Versailles: From Its Origins to Today (Beginning)
Cours de Civilisation Française de la Sorbonne
Area of Study
French Culture, History
Beginning, Low Intermediate, Intermediate
Recommended U.S. Semester Credits1
Recommended U.S. Quarter Units1
Hours & Credits
This conference presents in a chronological perspective, the major dates of the creation, development and transformations of the castles of Versailles and Trianon.
1- When Versailles was not open to all (1623-1663);
2- Days of celebration at Versailles (1664-1682);
3- The Sun in his home: Versailles open to all (1682-1715);
4- Versailles after the eclipse: the return of Louis XV (1722-1744);
5- The city against the court: have fun in Paris or Versailles (1745-1774)? ;

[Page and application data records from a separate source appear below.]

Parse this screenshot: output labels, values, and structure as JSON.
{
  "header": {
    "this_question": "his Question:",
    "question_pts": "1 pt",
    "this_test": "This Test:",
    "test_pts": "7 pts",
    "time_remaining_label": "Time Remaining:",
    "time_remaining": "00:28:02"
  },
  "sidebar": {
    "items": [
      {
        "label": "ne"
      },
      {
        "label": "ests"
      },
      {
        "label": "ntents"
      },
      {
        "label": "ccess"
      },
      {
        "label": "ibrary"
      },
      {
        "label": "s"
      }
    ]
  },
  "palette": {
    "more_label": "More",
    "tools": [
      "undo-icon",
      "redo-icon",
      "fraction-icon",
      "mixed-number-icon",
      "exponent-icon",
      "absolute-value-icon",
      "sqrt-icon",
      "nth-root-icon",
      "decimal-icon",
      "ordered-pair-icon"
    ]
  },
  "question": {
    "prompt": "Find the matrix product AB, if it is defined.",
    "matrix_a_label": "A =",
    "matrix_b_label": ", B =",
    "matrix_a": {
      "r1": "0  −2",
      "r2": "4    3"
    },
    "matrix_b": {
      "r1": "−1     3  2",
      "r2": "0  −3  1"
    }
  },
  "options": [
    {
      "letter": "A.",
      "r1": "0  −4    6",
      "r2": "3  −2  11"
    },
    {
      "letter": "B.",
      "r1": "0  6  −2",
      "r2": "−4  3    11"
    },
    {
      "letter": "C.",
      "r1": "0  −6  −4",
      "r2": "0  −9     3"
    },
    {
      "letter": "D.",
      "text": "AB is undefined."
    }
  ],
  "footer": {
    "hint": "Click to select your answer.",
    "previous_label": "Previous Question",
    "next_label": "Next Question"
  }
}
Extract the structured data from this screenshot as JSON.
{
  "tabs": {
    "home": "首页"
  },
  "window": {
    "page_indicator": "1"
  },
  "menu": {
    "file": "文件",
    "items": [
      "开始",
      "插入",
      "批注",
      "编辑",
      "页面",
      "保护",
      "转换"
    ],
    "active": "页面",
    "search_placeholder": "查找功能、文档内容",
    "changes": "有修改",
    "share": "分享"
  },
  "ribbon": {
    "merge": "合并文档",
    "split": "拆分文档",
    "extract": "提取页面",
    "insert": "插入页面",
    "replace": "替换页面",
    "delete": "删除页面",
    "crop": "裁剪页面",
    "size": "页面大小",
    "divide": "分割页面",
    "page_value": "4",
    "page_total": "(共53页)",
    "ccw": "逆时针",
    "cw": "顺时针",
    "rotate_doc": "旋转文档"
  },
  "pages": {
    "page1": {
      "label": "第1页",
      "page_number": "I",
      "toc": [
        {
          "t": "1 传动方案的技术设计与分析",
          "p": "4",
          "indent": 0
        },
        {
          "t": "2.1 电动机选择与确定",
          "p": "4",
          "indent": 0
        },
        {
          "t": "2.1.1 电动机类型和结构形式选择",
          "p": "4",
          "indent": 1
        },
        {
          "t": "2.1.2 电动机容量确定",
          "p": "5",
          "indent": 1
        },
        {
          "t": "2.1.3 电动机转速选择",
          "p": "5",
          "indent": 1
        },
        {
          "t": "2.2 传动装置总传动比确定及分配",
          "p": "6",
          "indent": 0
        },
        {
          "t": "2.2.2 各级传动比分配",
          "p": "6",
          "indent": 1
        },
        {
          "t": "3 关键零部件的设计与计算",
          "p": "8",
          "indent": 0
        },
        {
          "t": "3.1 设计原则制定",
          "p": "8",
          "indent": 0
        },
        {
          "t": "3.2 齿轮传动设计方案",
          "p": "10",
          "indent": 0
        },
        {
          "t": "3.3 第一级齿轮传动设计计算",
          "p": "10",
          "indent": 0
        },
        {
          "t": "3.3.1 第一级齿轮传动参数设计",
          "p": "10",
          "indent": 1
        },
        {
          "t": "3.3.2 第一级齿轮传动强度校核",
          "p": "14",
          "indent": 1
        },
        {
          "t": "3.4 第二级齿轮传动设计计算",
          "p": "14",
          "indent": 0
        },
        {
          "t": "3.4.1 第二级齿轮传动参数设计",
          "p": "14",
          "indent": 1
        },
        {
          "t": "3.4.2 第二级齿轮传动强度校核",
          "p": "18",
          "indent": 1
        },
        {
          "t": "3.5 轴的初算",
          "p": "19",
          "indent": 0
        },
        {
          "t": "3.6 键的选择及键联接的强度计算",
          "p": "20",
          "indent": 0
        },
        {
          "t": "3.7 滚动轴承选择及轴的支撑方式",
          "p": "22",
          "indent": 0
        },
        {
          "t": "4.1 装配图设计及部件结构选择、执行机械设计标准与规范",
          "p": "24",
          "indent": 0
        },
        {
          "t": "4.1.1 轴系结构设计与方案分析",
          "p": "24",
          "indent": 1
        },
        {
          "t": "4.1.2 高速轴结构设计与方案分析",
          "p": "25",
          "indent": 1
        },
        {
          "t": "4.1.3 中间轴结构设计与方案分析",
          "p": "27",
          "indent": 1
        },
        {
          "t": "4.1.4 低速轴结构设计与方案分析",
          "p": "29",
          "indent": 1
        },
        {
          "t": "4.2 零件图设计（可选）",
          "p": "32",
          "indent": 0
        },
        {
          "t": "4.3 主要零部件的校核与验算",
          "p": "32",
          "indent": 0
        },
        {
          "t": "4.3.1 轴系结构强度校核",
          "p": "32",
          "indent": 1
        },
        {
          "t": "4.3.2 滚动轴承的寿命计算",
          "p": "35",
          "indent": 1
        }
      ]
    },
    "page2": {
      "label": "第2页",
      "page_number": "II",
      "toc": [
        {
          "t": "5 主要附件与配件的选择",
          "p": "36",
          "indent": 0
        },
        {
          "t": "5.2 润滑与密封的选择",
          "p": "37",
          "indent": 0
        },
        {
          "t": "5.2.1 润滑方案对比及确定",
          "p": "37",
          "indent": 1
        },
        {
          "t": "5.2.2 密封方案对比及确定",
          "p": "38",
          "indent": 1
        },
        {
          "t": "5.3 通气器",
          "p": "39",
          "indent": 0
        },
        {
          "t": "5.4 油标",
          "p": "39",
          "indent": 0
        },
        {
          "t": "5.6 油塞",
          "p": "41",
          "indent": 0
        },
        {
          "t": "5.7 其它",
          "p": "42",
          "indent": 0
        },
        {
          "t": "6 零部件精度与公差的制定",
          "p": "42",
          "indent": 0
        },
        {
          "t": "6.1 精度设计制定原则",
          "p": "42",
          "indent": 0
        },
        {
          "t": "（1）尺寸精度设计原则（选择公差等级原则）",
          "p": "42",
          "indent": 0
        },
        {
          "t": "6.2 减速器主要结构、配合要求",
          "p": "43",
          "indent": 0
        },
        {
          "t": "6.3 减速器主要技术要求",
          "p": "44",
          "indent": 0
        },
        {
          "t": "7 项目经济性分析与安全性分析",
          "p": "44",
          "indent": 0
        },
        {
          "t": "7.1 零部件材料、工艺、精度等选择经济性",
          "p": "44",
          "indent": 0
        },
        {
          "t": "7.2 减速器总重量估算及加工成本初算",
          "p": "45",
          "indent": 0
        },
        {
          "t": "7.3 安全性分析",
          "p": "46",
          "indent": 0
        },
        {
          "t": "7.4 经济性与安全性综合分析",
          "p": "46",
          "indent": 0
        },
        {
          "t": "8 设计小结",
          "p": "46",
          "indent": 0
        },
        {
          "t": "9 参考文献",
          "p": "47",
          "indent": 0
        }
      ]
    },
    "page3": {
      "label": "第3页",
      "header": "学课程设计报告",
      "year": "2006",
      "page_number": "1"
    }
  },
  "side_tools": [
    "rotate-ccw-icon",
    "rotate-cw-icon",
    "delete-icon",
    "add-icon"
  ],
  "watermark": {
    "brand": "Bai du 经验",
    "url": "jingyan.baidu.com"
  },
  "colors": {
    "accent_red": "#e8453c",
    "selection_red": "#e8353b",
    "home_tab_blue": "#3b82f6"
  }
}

6- See Louis XVI at Versailles (1774-1789);
7- Visit the Queen of France at Versailles (1682-1789);
8- When the domain of Versailles becomes a public establishment (1793-1892);
9- "We must save Versailles! (1892-1957);
10- Reception of visitors and the tourist offer (1958-2020).
- Give the students elements so that they understand better the French civilization, the country of which they chose to study the language and in which they live;
- prepare them to take lectures at the University;
- encourage them to visit Versailles and the Parisian cultural sites;
- develop their curiosity;
- give them benchmarks to better understand Western culture, especially Greco-Latin mythology.
Oral comprehension exercise:
- Despite the large number of students present, we pose, in the hall in the auditorium, simple questions containing points already explained;
- Students are asked to repeat proper nouns or complex words;
- The difficult words are explained by images (for example: a grove) or by looking for known simple words (Examples: monarchy, republic).
During the conference:
- Powerpoint screenings are systematically used to illustrate explanations and facilitate understanding; students can read difficult vocabulary and view many images and photos; it uses punctually Internet links to project videos.
- Paper copy given to all students at the entrance to the room.
After the conference:
Answers to student questions and discussion.
Courses and course hours of instruction are subject to change.
Eligibility for courses may be subject to a placement exam and/or pre-requisites.
Credits earned vary according to the policies of the students' home institutions. According to ISA policy and possible visa requirements, students must maintain full-time enrollment status, as determined by their home institutions, for the duration of the program.